Preparing for an Interview

An IFST Fellow has kindly prepared tips for job hunting - including how to prepare for and conduct yourself during an interview.

These are a series of hints/tips for interviewees and they outline the essentials of your first interview. As you get more experience you will be able to add to the list to enable your personality and enthusiasm to be conveyed to the interviewer(s) in a better way, than on your first interview.

If you are not successful, use the first interview, as a learning situation. You will benefit second time around. If you are successful on your first interview and you get the job – congratulations. Your skills and personality have obviously come across well.


  • Read the advert for the job carefully; look for clues to give you some idea of what is going to be asked
  • Reply before the deadline imposed – nothing will be considered after this time
  • Don’t apply for anything with which you are not happy (eg shift work, working, wrong location)
  • Make sure that you include in your CV the appropriate attributes for the job and in your letter which accompanies your CV, why you want the job.
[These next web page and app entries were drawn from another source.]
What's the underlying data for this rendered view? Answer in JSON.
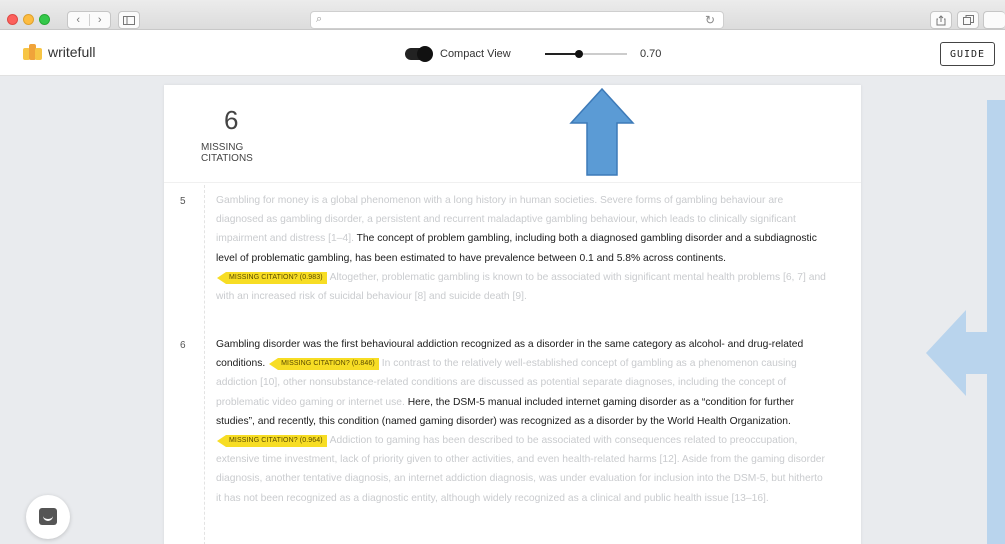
{
  "browser": {
    "back_icon": "‹",
    "forward_icon": "›",
    "search_icon": "⌕",
    "reload_icon": "↻"
  },
  "app": {
    "logo_text": "writefull",
    "compact_view_label": "Compact View",
    "compact_view_on": true,
    "threshold_value": "0.70",
    "threshold_fraction": 0.42,
    "guide_label": "GUIDE"
  },
  "summary": {
    "count": "6",
    "label_line1": "MISSING",
    "label_line2": "CITATIONS"
  },
  "paragraphs": [
    {
      "number": "5",
      "segments": [
        {
          "text": "Gambling for money is a global phenomenon with a long history in human societies. Severe forms of gambling behaviour are diagnosed as gambling disorder, a persistent and recurrent maladaptive gambling behaviour, which leads to clinically significant impairment and distress [1–4]. ",
          "style": "dim"
        },
        {
          "text": "The concept of problem gambling, including both a diagnosed gambling disorder and a subdiagnostic level of problematic gambling, has been estimated to have prevalence between 0.1 and 5.8% across continents.",
          "style": "hl"
        },
        {
          "text": "MISSING CITATION? (0.983)",
          "style": "tag"
        },
        {
          "text": "Altogether, problematic gambling is known to be associated with significant mental health problems [6, 7] and with an increased risk of suicidal behaviour [8] and suicide death [9].",
          "style": "dim"
        }
      ]
    },
    {
      "number": "6",
      "segments": [
        {
          "text": "Gambling disorder was the first behavioural addiction recognized as a disorder in the same category as alcohol- and drug-related conditions.",
          "style": "hl"
        },
        {
          "text": "MISSING CITATION? (0.846)",
          "style": "tag"
        },
        {
          "text": "In contrast to the relatively well-established concept of gambling as a phenomenon causing addiction [10], other nonsubstance-related conditions are discussed as potential separate diagnoses, including the concept of problematic video gaming or internet use. ",
          "style": "dim"
        },
        {
          "text": "Here, the DSM-5 manual included internet gaming disorder as a “condition for further studies”, and recently, this condition (named gaming disorder) was recognized as a disorder by the World Health Organization.",
          "style": "hl"
        },
        {
          "text": "MISSING CITATION? (0.964)",
          "style": "tag"
        },
        {
          "text": "Addiction to gaming has been described to be associated with consequences related to preoccupation, extensive time investment, lack of priority given to other activities, and even health-related harms [12]. Aside from the gaming disorder diagnosis, another tentative diagnosis, an internet addiction diagnosis, was under evaluation for inclusion into the DSM-5, but hitherto it has not been recognized as a diagnostic entity, although widely recognized as a clinical and public health issue [13–16].",
          "style": "dim"
        }
      ]
    }
  ],
  "colors": {
    "citation_tag": "#f7dd24",
    "arrow_fill": "#5b9bd5",
    "arrow_light": "#b9d4ed"
  },
  "icons": {
    "chat": "chat-bubble-icon",
    "share": "share-icon",
    "tabs": "tabs-icon",
    "sidebar": "sidebar-icon"
  }
}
Lots of advice and methods of compiling a CV are available. Here's some advice on how to format your CV:

  • 2 pages at most
  • Spell-checked
  • Up-to-date
  • Needs to include a statement which summarises what you want to do/career statement, or your strong points (eg determined, well organised, expert on ... etc)
  • Qualifications / level achieved / dates / institutions / subjects / modules / projects / publications / academic awards / prizes
  • Employment – important. Companies / dates / brief title / job description Positions held / groups organised / skills and competence obtained
  • Professional body membership
  • Knowledge of software, equipment operation
  • Interests / Hobbies – achievements
  • 2 references (academic, work related, character reference) eg project in industry supervisor, course leader, non-academic tutor - ask them before you name them.

Letter to Company

  • Business letter format – your address / contact details / date of writing address of person on advert (eg Dear (name)) Where you saw the advert
  • Why you are applying for the job (letter needs to be specific)
  • Briefly outline your skills and why the job would suit you (eg technical skills / personal skills)
  • Each letter to companies must be different (ie to suit the job advertised) Finish ‘Yours sincerely’ and print your name, but sign above printed name
  • BE HONEST – don’t confess to having skills that you haven’t – you will be found out at interview

Preparing for the Interview

  • You will probably be asked early in the interview why you want the job, so prepare something beforehand about the company, what their products are, who are their main competitors, go to a supermarket to have a look at their products eg shelf life/storage temps/labelling/website research, to find out where the manufacturing sites are
  • If the company has any overseas offices / factories (your language expertise may be useful)
  • Look up and try to understand the technologies likely to be involved incompany operations

The Interview

  • Dress is important / first impressions count
  • Food Industry – not too much make up / jewellery
  • Walk quickly and smartly to the chair
  • Cleanliness
  • Good eye contact
  • Firm handshake
  • Try to be relaxed – you will perform better
  • Don’t scowl – try to smile when you say good morning / afternoon
  • Let the interviewer start off the conversation If more than one interviewer, ask them to introduce themselves if they haven’t already done so Introduce yourself clearly if asked to do so
  • Look at each of the interviewers when answering their question
  • Think a little about the questions being asked before answering
  • If you don’t hear the question ask them to repeat their question; if you don’t understand the question – say so Answer the questions truthfully – if you don’t know the answer – say so If you know something about the question asked, say so but don’t try to exaggerate. Tell them what you know and how it could be applied to the question asked
  • Try to swing the conversation to something in which you are interested in or what your skills are
  • You will usually be put into a ‘stress situation’ – ie asking what you would do in a hypothetical case (eg in charge of quality matters whilst boss is on holiday and an emergency happens). Don’t panic – be sensible and logical. There may be non - technical stress situations asked – again don’t panic but think logically
  • Think up a few questions to ask the interviewers at the end (eg shift work, pay, holidays, any chance of looking at the factory / chance of staff development opportunities / promotion / pension plans / staff sports / socials/ opportunities for working abroad) If they don’t tell you, ask when the decision will be made
  • Finally, thank them for inviting you for interview


  • Company will indicate when you should hear about the interview date
  • If you are successful – well done
  • Phone/contact the company if you haven’t heard approx 1 week / 14 days after that date
  • Ask for some feedback on why you weren’t chosen. It will prove useful in your next job interview
  • Don’t be too downhearted if you don't get the job – keep the applications going and ‘get networking’